But as he is stronger, so is Donna. She defeated him before and so she is able to shrug off his attack and realize it is literally all in her head. It was great to see Donna just put all of this baggage behind her. It probably helps that she just faced off with Terry and her kids in Blackest Night:Titans. I also liked how she told the Bogey Man that he could have put in Brainiac 8 or Dark Angel to really try to add to the angst.

While it lasted for a bit, I thought it was wonderful that Donna saw through all this nonsense and was able to end it. She really is a warrior.

Donna drags the Bogey Man over to Jade's nightmare realm. Jade's nightmare has moved on the a personal self-examination. She is haunted by images of the Jade-sidian construct from 'Dark Things'.

How evil and dark is this being? It is too much for even the Bogey Man to absorb and he is built to absorb those feelings.

I can understand Jade's confusion here. She was briefly a White Lantern and now she is being eroded from the inside by the energies she absorbed. There is more to come here! I am looking forward to this storyline when it happens.

Without much explanation, Jade shakes off the attack and blasts the image of Jade-sidian away. With that mental construct gone, the Bogey Man's attack is over and the heroes awaken in Alcatraz.

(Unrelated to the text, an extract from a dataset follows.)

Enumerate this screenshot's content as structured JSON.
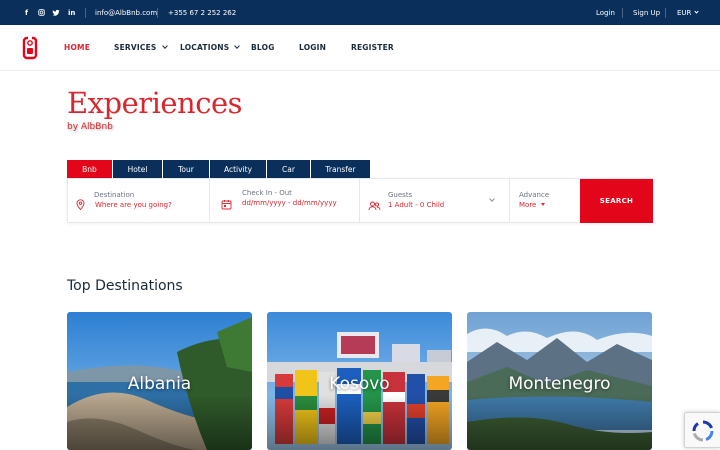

The emotional anguish over, the two heroes are able regroup. Donna realizes that she doesn't need to check in on the Titans, she doesn't need to think too much about what the Bogey Man showed her. She has been able to put all of those insecurities behind her. It is time to move on. And maybe Jade should join her; maybe they should open up a photography studio.

Again, I am glad it didn't take Donna long to recognize this whole thing as a mental attack. I did think it was interesting that the two heroes had very different versions of their personal hells. Donna's is on the battle field, all blood and weapons. Jade's was all emotional, not one punch thrown. It really showed the differences in the two heroes and gave me some insight into them as well. Nice.

The issue ends with another look at Dick and Kara.

I am glad that Robinson knows that Kara is still reeling from all the loss in her life recently. She asks Dick if she will ever be able to move on from it.  She is calling on him for his guidance and experience. He says she just needs some time and what better way to kill time than by fighting crime. Again, it really shows a nice progression in their relationship. I am very happy with this.

Overall I thought this was a good issue. The internal battle field of insecurities is a very well traveled road seen in many comics but I thought the contrast between the two heroes' versions of personal hell was a new wrinkle. And all this promise of darkness in Jade and the 'he's coming' rants is nice bait for the upcoming year.

Pow Rodrix has a nice style, sort of Eddy Barrows-esque. It is stylized but not out of control. His art adds to the story, not distracts from it. I'd like to see more from him.

Overall grade: B/B+


Anonymous said...

If you think about it, both Dick and Kara have been de-facto "sidekicks" in their respective franchises with the added burden of being the acknowledged "inheritor" should the topmost slot become vacant.
It seems very natural that they'd be friends, and just speaking personally i think it's good for Supergirl to have male friend who falls outside the "Father figure", boy friend, adult nemesis matrix.

John Feerr

TalOs said...

I really like how Robinson has once smitten Supergirl over Dick (who was still known as Nightwing at time) now come '10 having her look at him as more that of a big brother figure then some mere school girl crush.

Anonymous said...

does someone know who is the girl in the scaley/leavey suit, with red hair?, is she ivy orrr?